▸ WHAT THE EXERCISE ASKS:
Find each line in the records below that contains the word "ffffff", and copy it out.

-------- DATA SHOWN --------

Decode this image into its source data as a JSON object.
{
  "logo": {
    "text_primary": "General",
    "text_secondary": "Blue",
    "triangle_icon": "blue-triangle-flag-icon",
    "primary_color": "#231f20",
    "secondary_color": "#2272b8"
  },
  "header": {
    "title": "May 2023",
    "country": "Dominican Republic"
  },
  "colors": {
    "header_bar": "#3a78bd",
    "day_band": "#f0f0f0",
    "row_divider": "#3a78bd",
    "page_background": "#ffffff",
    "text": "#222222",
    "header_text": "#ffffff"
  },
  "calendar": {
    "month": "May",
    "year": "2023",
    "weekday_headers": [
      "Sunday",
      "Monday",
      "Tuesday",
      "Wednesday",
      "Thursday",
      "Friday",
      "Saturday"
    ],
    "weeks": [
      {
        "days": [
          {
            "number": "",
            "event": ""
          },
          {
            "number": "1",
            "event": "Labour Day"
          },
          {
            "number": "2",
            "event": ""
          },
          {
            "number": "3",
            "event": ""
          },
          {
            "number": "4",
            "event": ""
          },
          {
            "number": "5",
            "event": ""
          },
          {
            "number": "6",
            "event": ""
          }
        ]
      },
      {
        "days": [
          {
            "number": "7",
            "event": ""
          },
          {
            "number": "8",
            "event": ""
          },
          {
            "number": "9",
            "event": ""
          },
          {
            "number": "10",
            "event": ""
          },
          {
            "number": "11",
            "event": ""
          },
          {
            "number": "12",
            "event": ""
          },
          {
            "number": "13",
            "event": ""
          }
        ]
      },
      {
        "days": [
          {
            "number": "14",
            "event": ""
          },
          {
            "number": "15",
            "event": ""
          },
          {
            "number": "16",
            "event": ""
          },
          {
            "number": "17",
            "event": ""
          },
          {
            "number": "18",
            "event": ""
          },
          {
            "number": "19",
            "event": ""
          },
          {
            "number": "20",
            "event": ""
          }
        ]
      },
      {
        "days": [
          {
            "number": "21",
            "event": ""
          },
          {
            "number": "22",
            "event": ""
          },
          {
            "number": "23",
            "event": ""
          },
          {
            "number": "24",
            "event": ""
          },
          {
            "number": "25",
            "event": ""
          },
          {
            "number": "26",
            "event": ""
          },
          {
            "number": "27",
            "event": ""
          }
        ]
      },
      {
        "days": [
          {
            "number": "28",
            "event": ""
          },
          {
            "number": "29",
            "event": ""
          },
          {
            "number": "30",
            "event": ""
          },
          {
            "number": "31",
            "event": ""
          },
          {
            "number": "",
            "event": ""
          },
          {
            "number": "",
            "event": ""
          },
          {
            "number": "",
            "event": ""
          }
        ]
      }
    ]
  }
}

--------

▸ EXERCISE RESULT:
    "page_background": "#ffffff",
    "header_text": "#ffffff"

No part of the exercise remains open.